Internal working models of attachment during late childhood and early adolescence: an exploration of stability and change.Attach Hum Dev. 2000 Dec; 2(3):328-46.AH

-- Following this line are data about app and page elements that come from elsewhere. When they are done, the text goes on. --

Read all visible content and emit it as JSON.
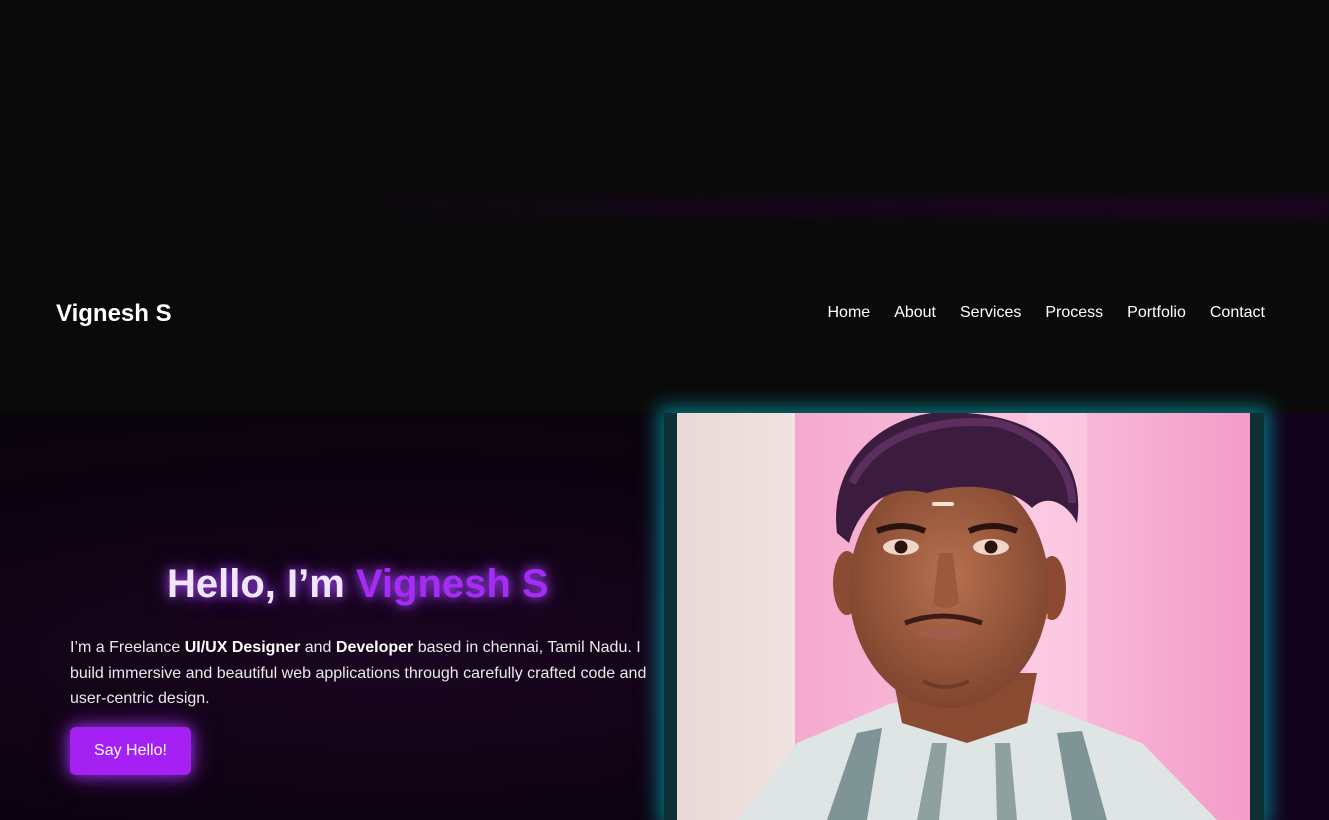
{
  "header": {
    "brand": "Vignesh S",
    "nav": [
      "Home",
      "About",
      "Services",
      "Process",
      "Portfolio",
      "Contact"
    ]
  },
  "hero": {
    "greeting": "Hello, I’m ",
    "name": "Vignesh S",
    "desc_1": "I’m a Freelance ",
    "desc_role1": "UI/UX Designer",
    "desc_2": " and ",
    "desc_role2": "Developer",
    "desc_3": " based in chennai, Tamil Nadu. I build immersive and beautiful web applications through carefully crafted code and user-centric design.",
    "cta": "Say Hello!"
  },
  "colors": {
    "accent": "#a52cf6",
    "button": "#a521f3",
    "frame_glow": "#00c8dc",
    "background": "#0a0a0a"
  }
}
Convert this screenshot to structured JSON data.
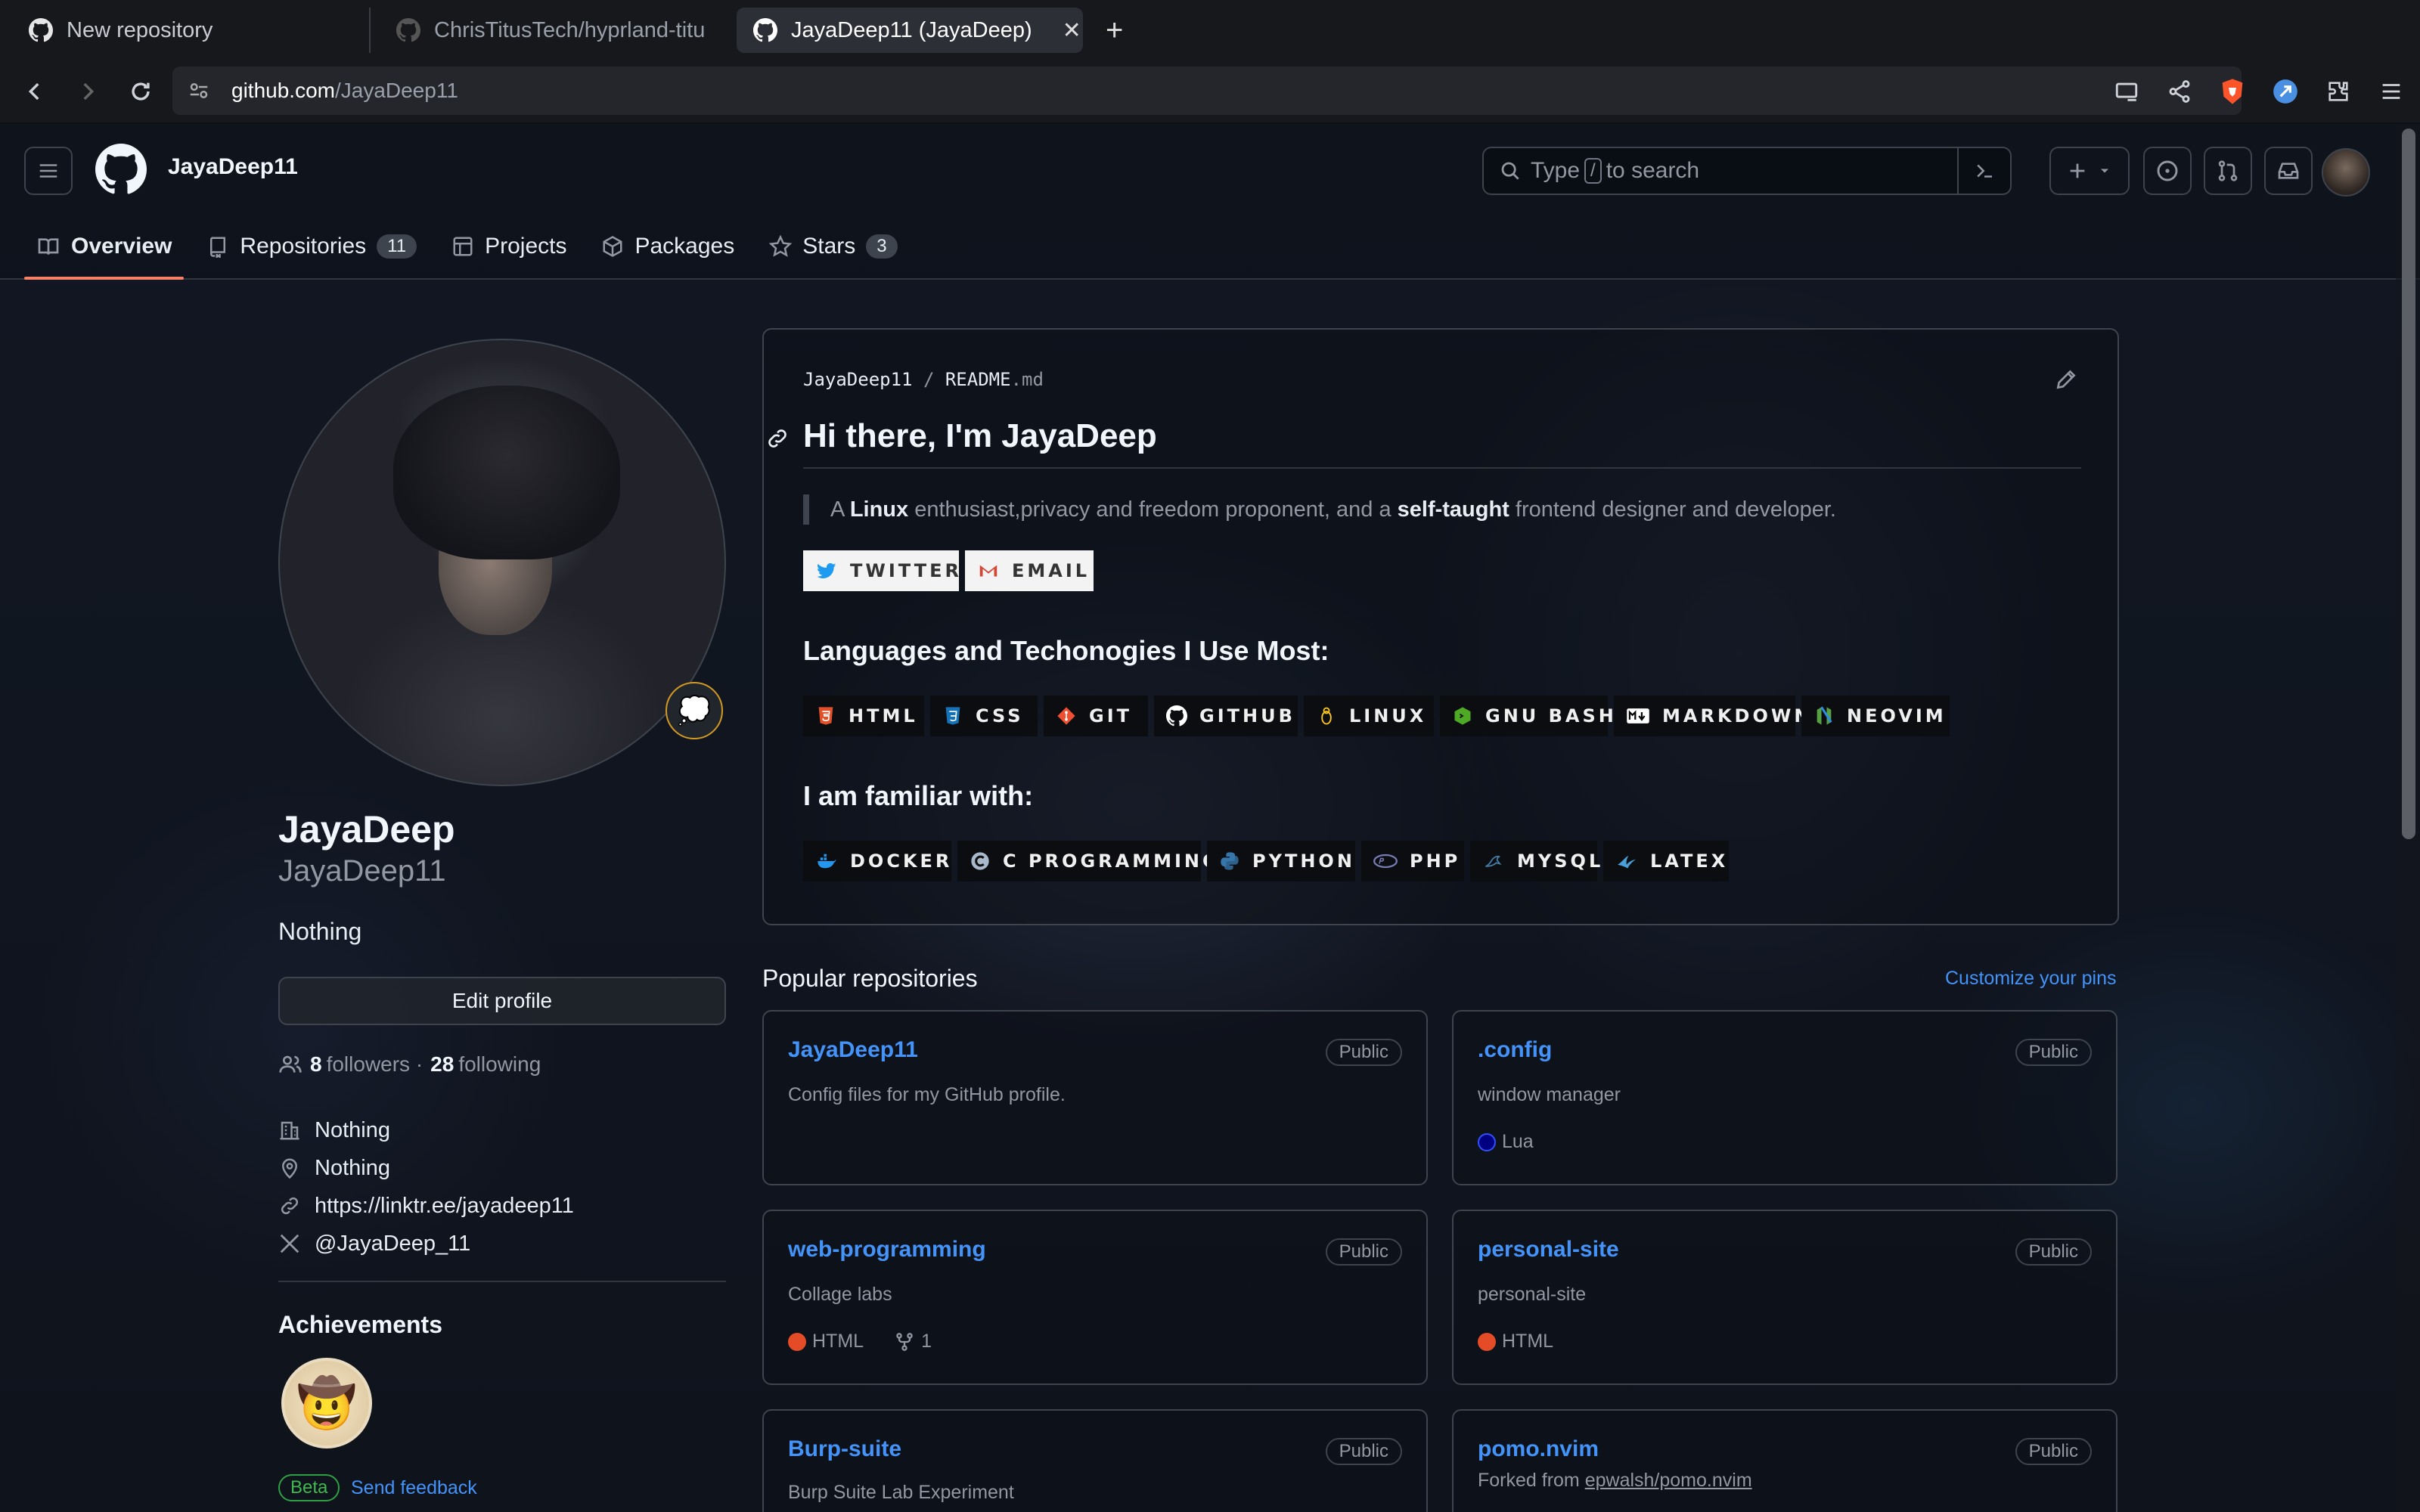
{
  "browser": {
    "tabs": [
      {
        "title": "New repository",
        "icon": "github-icon"
      },
      {
        "title": "ChrisTitusTech/hyprland-titu",
        "icon": "github-icon"
      },
      {
        "title": "JayaDeep11 (JayaDeep)",
        "icon": "github-icon",
        "active": true
      }
    ],
    "url_host": "github.com",
    "url_path": "/JayaDeep11"
  },
  "header": {
    "username": "JayaDeep11",
    "search_pre": "Type",
    "search_key": "/",
    "search_post": "to search",
    "nav": [
      {
        "label": "Overview",
        "icon": "book-icon"
      },
      {
        "label": "Repositories",
        "icon": "repo-icon",
        "count": "11"
      },
      {
        "label": "Projects",
        "icon": "table-icon"
      },
      {
        "label": "Packages",
        "icon": "package-icon"
      },
      {
        "label": "Stars",
        "icon": "star-icon",
        "count": "3"
      }
    ]
  },
  "profile": {
    "name": "JayaDeep",
    "login": "JayaDeep11",
    "bio": "Nothing",
    "edit_label": "Edit profile",
    "followers": "8",
    "followers_label": "followers",
    "following": "28",
    "following_label": "following",
    "company": "Nothing",
    "location": "Nothing",
    "website": "https://linktr.ee/jayadeep11",
    "social": "@JayaDeep_11",
    "achievements_title": "Achievements",
    "beta": "Beta",
    "feedback": "Send feedback"
  },
  "readme": {
    "owner": "JayaDeep11",
    "sep": "/",
    "file": "README",
    "ext": ".md",
    "heading": "Hi there, I'm JayaDeep",
    "quote_a": "A ",
    "quote_b": "Linux",
    "quote_c": " enthusiast,privacy and freedom proponent, and a ",
    "quote_d": "self-taught",
    "quote_e": " frontend designer and developer.",
    "contact_badges": [
      "TWITTER",
      "EMAIL"
    ],
    "h_languages": "Languages and Techonogies I Use Most:",
    "languages": [
      "HTML",
      "CSS",
      "GIT",
      "GITHUB",
      "LINUX",
      "GNU BASH",
      "MARKDOWN",
      "NEOVIM"
    ],
    "h_familiar": "I am familiar with:",
    "familiar": [
      "DOCKER",
      "C PROGRAMMING",
      "PYTHON",
      "PHP",
      "MYSQL",
      "LATEX"
    ]
  },
  "repos": {
    "title": "Popular repositories",
    "customize": "Customize your pins",
    "items": [
      {
        "name": "JayaDeep11",
        "visibility": "Public",
        "desc": "Config files for my GitHub profile.",
        "lang": "",
        "color": ""
      },
      {
        "name": ".config",
        "visibility": "Public",
        "desc": "window manager",
        "lang": "Lua",
        "color": "#000080"
      },
      {
        "name": "web-programming",
        "visibility": "Public",
        "desc": "Collage labs",
        "lang": "HTML",
        "color": "#e34c26",
        "forks": "1"
      },
      {
        "name": "personal-site",
        "visibility": "Public",
        "desc": "personal-site",
        "lang": "HTML",
        "color": "#e34c26"
      },
      {
        "name": "Burp-suite",
        "visibility": "Public",
        "desc": "Burp Suite Lab Experiment",
        "lang": "",
        "color": ""
      },
      {
        "name": "pomo.nvim",
        "visibility": "Public",
        "desc_pre": "Forked from ",
        "desc_link": "epwalsh/pomo.nvim",
        "lang": "",
        "color": ""
      }
    ]
  }
}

This article addresses the question of how the transition from late childhood to early adolescence influences the organization of attachment. The applicability of a measure for attachment representations in early adolescence, the Attachment Interview for Childhood and Adolescence (AICA), was explored. The AICA is based on the Adult Attachment Interview, which was adapted in minor ways to the early adolescent age-group. It was hypothesized that attachment shows considerable stability from late childhood to early adolescence, although some changes might become manifest especially because distancing mechanisms toward the parents may be activated in this period. Also, stability may be different for the various secure and insecure attachment classifications. Lastly, because gender differences become larger during the transition from childhood to adolescence, attachment differences between boys and girls were explored. The same 31 Italian participants (14 girls, 17 boys) completed the AICA at 10 years and at 14 years of age. The AICA attachment classification distributions did not differ from Adult Attachment Interview (AAI) distributions in comparable but older adolescent or young adult samples. The stability of attachment security was considerable: 74% (k = .48). The stability of the dismissing and secure categories was somewhat higher than the stability of the (small) preoccupied and unresolved categories. The participants tended to show more dismissing strategies across the four years, and to report more rejection from their parents. It was suggested that the activation of dismissing defense mechanisms might be necessary to keep parental figures at some distance in order to achieve a more definite personal identity. Finally, no significant gender differences in attachment emerged during the transition from late childhood to early adolescence.